Consider the entries given below. Count the lines that include "score" and give only the count.

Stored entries
----------
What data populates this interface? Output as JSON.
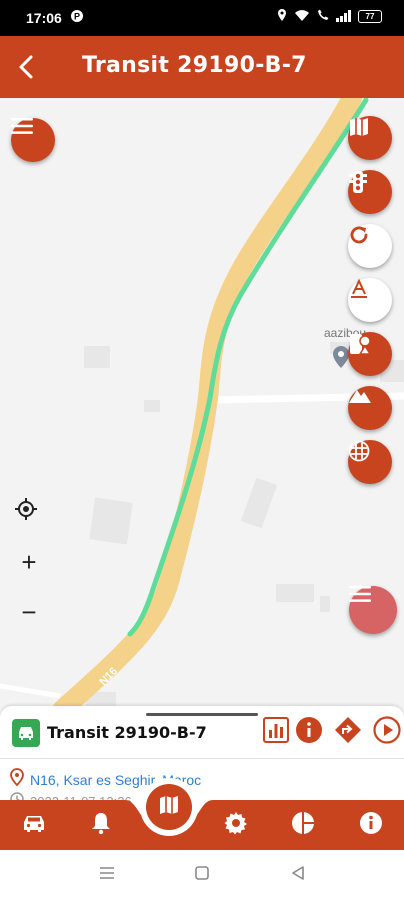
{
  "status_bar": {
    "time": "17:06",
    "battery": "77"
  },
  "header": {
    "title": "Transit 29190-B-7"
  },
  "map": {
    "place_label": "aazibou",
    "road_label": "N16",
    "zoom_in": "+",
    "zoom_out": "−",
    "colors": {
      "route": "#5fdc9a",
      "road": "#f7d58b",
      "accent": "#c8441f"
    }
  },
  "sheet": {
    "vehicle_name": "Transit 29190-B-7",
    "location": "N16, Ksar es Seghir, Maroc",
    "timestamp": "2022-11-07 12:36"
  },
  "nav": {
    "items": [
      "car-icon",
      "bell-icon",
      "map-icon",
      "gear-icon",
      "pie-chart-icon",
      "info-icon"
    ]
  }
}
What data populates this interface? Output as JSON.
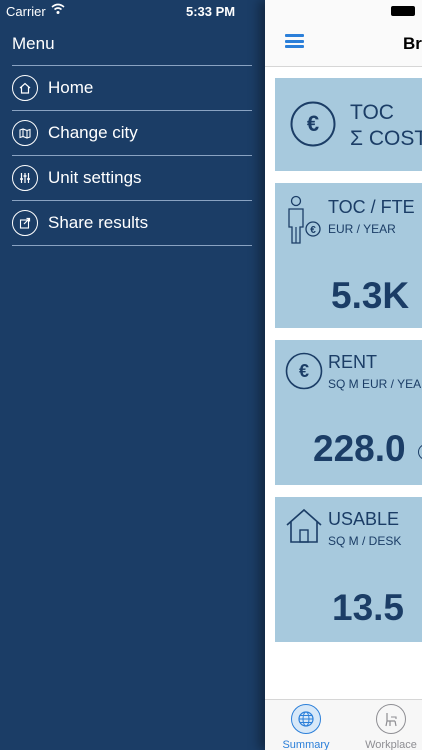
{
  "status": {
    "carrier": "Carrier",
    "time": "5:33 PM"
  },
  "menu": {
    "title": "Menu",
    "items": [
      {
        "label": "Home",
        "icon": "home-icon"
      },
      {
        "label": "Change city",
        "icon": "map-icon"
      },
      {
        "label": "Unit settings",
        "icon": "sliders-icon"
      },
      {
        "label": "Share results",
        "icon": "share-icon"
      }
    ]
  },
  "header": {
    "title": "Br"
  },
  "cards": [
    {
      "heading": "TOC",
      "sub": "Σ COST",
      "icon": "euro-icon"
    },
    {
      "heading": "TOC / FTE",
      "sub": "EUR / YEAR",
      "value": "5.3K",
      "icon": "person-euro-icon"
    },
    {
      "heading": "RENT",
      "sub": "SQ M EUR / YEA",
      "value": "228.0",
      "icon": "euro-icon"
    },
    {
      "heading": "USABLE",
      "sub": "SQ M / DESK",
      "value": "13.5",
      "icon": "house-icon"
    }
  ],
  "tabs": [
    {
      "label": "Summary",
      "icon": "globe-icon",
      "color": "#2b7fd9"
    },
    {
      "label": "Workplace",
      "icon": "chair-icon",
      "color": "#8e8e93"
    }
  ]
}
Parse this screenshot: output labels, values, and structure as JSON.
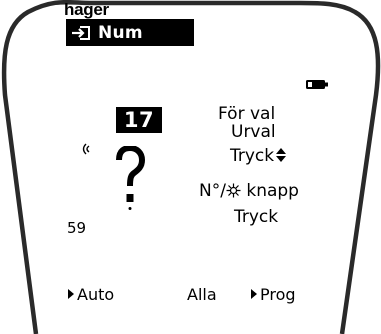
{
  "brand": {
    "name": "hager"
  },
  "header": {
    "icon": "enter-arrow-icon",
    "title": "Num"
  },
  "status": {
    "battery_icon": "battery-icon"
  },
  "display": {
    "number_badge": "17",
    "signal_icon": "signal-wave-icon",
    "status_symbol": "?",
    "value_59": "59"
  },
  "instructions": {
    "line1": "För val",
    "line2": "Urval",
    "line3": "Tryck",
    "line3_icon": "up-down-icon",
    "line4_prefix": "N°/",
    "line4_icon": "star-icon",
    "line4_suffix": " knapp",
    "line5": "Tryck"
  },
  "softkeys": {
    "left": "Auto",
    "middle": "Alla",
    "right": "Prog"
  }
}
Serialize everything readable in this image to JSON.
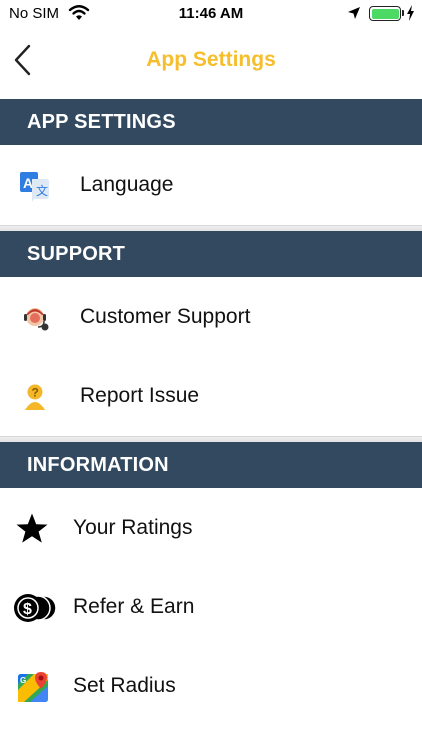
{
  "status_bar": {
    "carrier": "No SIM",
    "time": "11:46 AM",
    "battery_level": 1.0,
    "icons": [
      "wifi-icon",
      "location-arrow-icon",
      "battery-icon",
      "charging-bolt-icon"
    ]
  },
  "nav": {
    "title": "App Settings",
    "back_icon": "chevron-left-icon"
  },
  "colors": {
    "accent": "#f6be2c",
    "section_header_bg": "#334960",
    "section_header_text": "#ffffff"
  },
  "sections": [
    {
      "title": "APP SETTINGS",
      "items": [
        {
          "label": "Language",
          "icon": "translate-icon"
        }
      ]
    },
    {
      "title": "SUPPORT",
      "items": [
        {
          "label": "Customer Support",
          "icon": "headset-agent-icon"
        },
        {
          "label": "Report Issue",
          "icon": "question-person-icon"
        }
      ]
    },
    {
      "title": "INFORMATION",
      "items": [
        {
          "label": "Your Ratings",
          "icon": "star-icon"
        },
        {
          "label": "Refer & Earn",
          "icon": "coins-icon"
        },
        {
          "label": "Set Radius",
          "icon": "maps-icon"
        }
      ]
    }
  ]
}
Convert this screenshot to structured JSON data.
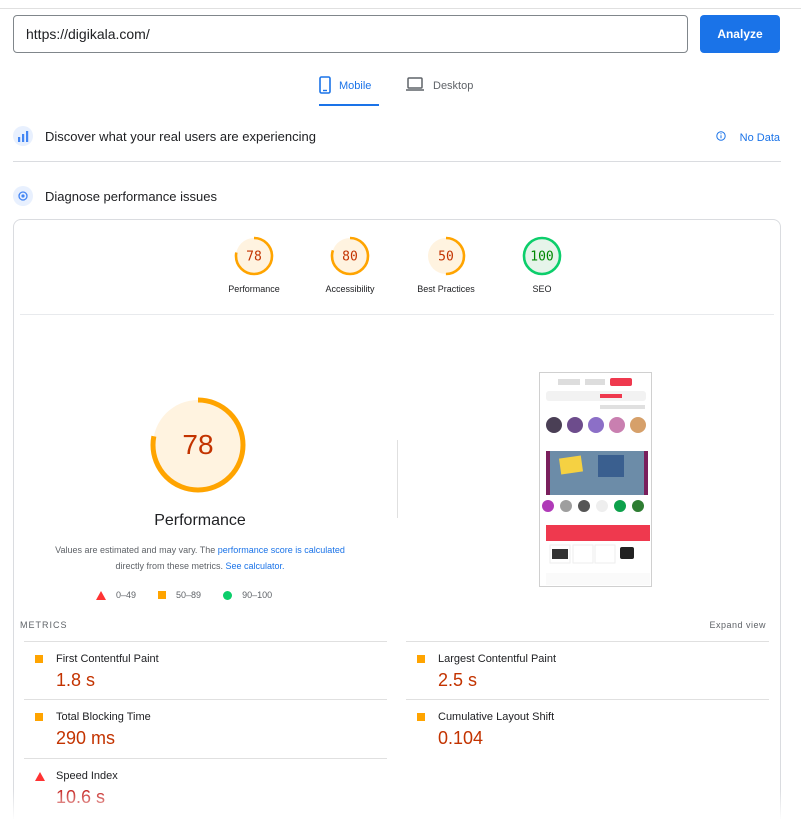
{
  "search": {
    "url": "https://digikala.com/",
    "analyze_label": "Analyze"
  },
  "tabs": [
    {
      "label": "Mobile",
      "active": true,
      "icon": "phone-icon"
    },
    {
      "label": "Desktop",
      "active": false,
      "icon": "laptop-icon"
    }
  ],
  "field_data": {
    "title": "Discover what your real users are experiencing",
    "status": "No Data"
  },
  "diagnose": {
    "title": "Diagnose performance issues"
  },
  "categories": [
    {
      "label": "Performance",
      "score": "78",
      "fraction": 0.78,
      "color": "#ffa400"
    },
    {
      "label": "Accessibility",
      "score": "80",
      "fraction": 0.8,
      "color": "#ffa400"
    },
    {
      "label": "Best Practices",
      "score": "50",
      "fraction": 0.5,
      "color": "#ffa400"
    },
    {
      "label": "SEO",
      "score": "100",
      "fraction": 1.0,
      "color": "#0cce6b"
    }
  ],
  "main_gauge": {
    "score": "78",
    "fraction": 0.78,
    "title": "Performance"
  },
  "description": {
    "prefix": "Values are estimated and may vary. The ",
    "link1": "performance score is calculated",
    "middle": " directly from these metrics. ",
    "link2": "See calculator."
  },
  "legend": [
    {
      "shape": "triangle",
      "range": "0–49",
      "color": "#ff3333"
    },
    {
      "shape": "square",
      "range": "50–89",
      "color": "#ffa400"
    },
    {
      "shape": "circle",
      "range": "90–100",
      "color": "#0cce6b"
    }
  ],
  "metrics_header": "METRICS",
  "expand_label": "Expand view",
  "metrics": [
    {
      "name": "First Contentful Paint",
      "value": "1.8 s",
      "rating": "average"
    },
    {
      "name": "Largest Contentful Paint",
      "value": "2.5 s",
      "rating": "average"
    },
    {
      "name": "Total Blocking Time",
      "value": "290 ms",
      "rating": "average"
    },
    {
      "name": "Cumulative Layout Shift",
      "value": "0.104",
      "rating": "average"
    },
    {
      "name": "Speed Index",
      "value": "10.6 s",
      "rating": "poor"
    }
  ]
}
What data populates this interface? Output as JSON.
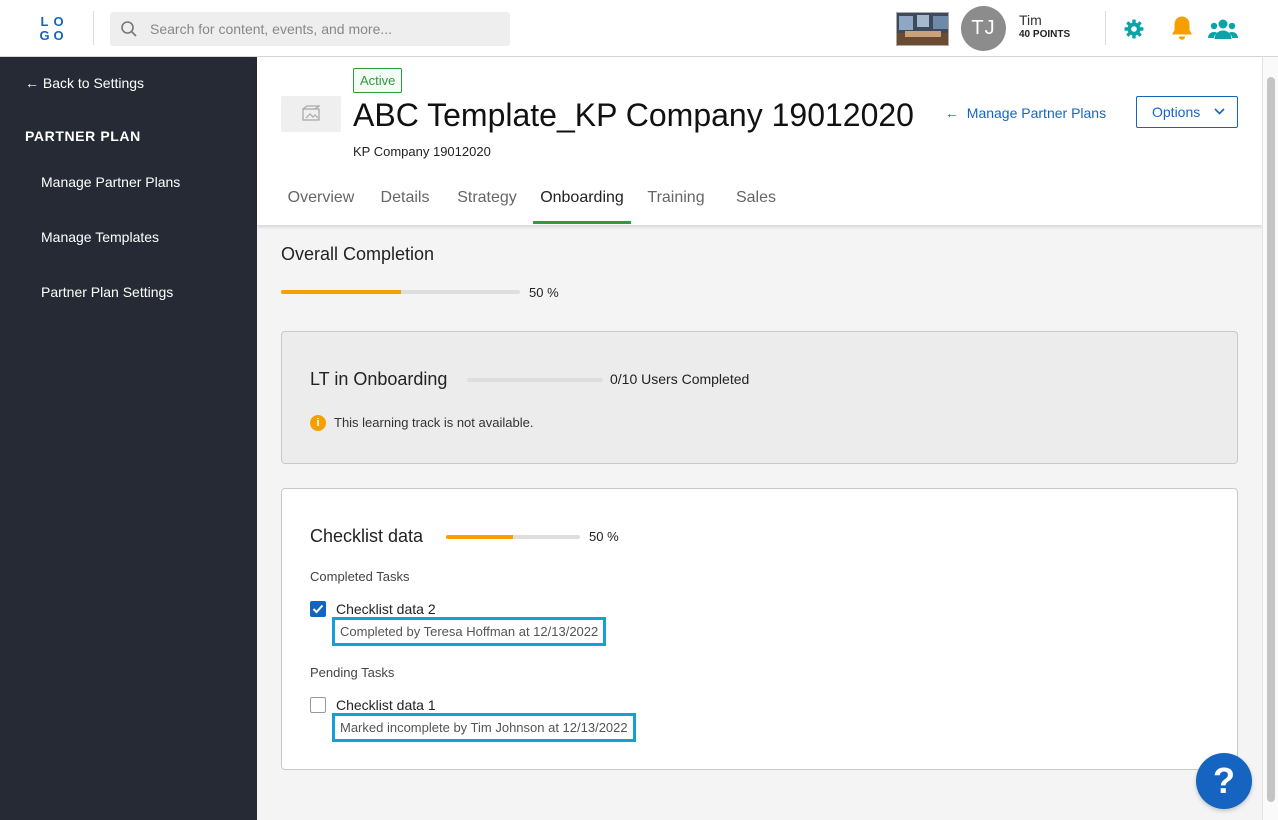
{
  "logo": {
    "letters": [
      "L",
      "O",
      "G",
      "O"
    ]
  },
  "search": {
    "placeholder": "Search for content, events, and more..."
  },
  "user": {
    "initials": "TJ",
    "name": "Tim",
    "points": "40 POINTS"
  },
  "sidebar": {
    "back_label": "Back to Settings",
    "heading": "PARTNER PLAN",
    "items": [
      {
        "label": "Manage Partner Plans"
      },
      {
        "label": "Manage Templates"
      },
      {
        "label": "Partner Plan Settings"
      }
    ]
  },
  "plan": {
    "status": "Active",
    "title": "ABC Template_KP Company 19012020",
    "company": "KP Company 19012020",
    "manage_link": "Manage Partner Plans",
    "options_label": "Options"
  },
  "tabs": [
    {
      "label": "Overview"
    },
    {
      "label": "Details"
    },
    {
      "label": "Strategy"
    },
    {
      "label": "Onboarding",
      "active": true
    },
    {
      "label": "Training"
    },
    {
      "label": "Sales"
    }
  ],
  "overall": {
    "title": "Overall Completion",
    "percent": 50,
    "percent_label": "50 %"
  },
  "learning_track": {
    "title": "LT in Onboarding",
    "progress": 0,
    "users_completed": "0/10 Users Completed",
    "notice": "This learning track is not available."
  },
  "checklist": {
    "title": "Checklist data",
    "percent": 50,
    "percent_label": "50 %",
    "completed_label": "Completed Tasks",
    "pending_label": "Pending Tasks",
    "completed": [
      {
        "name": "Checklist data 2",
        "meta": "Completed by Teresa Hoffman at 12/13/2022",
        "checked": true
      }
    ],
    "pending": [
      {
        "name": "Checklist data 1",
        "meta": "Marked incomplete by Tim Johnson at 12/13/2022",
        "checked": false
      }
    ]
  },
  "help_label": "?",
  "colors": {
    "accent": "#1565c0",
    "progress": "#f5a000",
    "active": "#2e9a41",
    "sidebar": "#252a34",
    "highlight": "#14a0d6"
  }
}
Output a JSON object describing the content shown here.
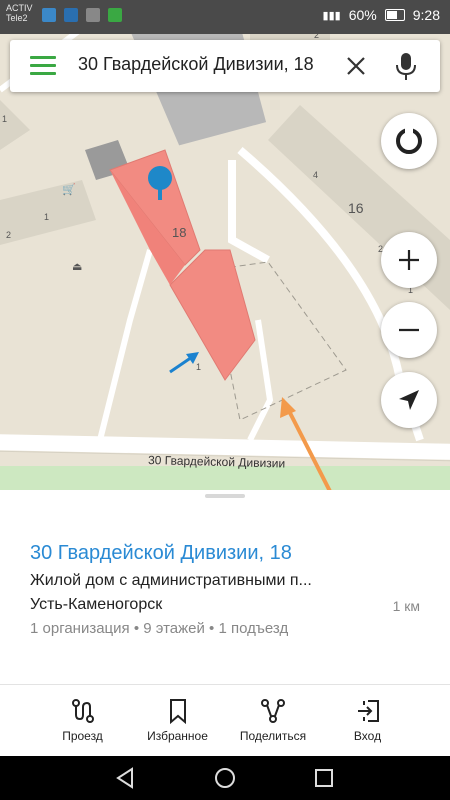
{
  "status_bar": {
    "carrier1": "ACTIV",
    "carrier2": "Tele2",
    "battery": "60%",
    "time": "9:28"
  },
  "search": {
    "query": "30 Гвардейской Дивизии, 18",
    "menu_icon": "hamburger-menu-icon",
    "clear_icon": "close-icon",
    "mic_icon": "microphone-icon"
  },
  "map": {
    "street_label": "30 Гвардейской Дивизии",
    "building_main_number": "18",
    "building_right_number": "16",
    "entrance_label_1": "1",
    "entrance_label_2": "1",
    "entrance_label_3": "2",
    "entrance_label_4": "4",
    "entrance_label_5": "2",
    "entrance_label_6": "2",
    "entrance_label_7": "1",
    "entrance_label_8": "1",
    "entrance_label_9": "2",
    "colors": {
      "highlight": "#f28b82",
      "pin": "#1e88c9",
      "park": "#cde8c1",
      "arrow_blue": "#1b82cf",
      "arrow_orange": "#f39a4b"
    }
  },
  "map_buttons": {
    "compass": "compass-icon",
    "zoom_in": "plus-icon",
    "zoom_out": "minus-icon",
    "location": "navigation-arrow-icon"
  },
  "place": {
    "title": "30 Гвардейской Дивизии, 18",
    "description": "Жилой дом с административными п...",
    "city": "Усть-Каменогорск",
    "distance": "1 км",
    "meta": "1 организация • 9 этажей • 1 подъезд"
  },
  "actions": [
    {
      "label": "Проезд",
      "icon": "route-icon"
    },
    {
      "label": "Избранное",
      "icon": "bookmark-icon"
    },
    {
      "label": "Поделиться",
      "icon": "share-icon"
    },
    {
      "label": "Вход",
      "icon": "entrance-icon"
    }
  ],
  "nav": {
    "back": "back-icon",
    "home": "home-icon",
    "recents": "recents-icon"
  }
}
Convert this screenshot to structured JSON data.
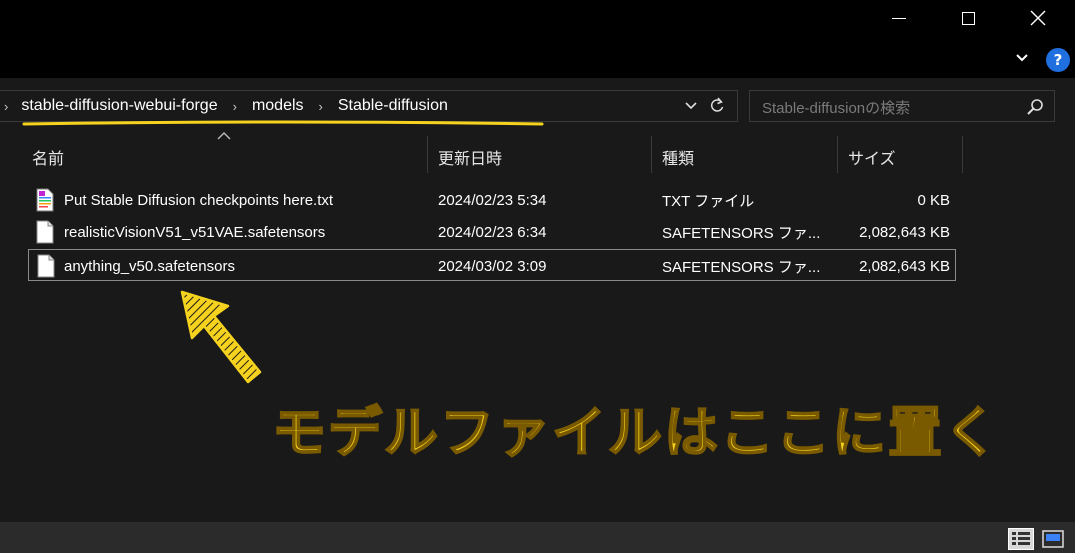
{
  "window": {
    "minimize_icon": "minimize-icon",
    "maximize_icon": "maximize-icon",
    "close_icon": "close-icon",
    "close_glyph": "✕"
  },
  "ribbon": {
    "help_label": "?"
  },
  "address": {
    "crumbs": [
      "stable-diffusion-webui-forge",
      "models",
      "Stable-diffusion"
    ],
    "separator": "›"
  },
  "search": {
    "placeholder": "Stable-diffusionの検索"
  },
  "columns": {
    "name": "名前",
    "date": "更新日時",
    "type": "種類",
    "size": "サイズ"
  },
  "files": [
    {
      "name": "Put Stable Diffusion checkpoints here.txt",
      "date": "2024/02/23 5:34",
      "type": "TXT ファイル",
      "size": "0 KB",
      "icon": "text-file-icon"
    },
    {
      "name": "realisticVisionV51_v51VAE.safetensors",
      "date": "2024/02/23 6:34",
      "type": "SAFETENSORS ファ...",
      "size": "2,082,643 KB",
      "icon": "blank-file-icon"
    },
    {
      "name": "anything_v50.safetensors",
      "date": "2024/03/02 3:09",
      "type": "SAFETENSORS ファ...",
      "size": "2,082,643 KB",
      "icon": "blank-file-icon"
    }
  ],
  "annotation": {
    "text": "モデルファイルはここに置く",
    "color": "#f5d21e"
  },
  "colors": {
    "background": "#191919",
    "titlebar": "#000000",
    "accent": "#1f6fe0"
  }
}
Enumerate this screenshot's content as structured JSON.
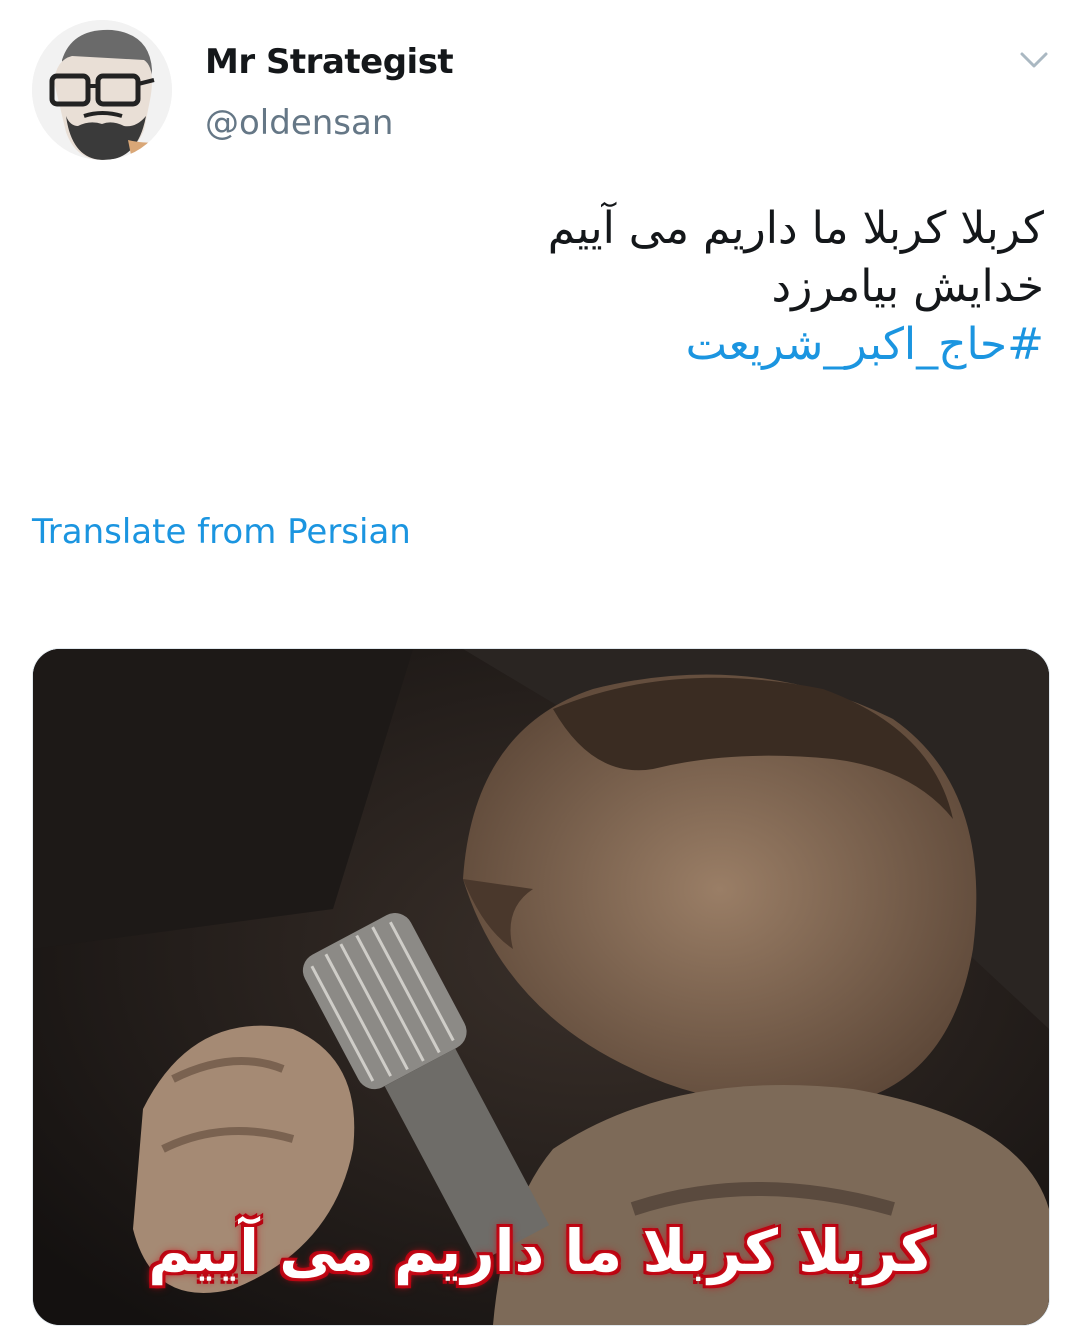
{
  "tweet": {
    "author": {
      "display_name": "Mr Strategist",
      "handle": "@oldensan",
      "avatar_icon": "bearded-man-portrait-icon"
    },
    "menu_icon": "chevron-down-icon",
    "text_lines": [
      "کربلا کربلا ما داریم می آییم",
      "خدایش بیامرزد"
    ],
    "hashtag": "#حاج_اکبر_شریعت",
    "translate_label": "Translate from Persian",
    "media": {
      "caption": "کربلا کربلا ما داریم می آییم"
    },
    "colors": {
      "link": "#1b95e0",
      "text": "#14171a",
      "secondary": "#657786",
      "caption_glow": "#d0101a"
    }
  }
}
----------
> Problem solution:
6